An often quoted verse in support that Jesus abolished the law is Ephesians 2:14-15 (ESV): “For he himself is our peace, who has made us both one and has broken down in his flesh the dividing wall of hostility by abolishing the law of commandments expressed in ordinances…” Read Ephesians 2:11-16 to expand your view around these verses.
The context is about how the Gentiles now have access to the Congregation of Israel through faith in Jesus (v.11-12). To gain meaning we must understand that the Temple system of Jesus’ day had a “dividing wall” between the Jews and Gentiles. This “outer court” or “court of the gentiles” was not Biblical law but a religious, man-made law. This outer court is also the same area where Jesus threw the money-changers out (Mark 11:15-18) and said: “Is it not written, ‘My house shall be called a house of prayer for all the nations’? But you have made it a den of robbers.” Jesus was referencing Isaiah 56:7. Read God’s Open Invitation in Isaiah 56 to get a clearer picture.

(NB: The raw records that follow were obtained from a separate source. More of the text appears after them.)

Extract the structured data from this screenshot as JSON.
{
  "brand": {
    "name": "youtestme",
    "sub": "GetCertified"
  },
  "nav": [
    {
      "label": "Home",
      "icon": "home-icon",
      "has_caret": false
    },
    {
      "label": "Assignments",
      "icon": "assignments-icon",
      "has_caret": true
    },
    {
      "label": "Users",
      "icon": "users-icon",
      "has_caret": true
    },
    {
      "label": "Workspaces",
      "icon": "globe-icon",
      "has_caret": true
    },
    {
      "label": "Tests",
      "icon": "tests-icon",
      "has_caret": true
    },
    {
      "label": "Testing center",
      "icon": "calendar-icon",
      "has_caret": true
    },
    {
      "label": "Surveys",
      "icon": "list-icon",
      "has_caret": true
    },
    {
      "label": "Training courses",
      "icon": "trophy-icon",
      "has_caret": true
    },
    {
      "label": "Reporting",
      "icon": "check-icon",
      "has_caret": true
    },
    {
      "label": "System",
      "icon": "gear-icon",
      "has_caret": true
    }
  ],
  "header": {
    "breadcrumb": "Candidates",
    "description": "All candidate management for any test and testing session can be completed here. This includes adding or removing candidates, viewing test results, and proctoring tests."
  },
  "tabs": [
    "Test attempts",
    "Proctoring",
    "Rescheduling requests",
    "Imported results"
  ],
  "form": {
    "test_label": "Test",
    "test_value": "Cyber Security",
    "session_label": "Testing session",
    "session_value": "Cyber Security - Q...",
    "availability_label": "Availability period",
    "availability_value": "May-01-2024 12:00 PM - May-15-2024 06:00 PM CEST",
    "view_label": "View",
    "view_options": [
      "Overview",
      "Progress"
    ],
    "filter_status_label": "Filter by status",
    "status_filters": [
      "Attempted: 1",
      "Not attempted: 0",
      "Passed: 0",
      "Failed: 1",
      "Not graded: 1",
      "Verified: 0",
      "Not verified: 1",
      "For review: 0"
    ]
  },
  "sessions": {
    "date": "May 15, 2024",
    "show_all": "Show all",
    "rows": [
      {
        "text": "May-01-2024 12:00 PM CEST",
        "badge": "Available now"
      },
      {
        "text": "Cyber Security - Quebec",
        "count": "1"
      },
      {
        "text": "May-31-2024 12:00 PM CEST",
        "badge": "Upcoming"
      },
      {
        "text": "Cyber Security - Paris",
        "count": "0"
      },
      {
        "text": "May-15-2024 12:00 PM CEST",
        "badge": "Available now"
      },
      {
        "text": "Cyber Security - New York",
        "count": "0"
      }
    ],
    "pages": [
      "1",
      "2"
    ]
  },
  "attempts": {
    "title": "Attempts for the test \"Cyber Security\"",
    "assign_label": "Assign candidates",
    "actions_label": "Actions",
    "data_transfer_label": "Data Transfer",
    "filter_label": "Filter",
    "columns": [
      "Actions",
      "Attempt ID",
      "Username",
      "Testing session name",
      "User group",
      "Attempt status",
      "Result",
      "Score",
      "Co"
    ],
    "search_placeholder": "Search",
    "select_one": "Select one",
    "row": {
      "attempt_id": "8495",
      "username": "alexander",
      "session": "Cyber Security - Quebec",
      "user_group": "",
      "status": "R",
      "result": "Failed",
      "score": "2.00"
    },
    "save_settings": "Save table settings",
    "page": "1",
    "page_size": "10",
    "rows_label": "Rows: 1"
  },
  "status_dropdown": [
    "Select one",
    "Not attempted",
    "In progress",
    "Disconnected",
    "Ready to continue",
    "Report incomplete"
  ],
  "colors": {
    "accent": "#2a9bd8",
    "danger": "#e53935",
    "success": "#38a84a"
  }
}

Is Paul stating Jesus abolished the Law, the Commandments of God? No. Paul is actually referring to the law regulating the temple separating the Jews and Gentiles which is a religious, man-made law not found in the Bible. The Greek word used for “ordinances” is Strong’s Ref. #G1378 refers to a civil, ceremonial, or ecclesiastical law. Other uses of the same Greek word in the New Testament reveal it is never used in relation to the Commandments of God or the Torah. To better understand the meaning we find this word translated as ‘decree’ in Luke 2:1, Acts 16:4, Acts 17:7, and as ordinances in Ephesians 2:15 (shown here) and Colossians 2:14. Colossians chapter 2 refers to allowing ourselves to be judged “after the commandments and doctrines of men.” For more details see “Do Not Let Any Man Judge You” on this website.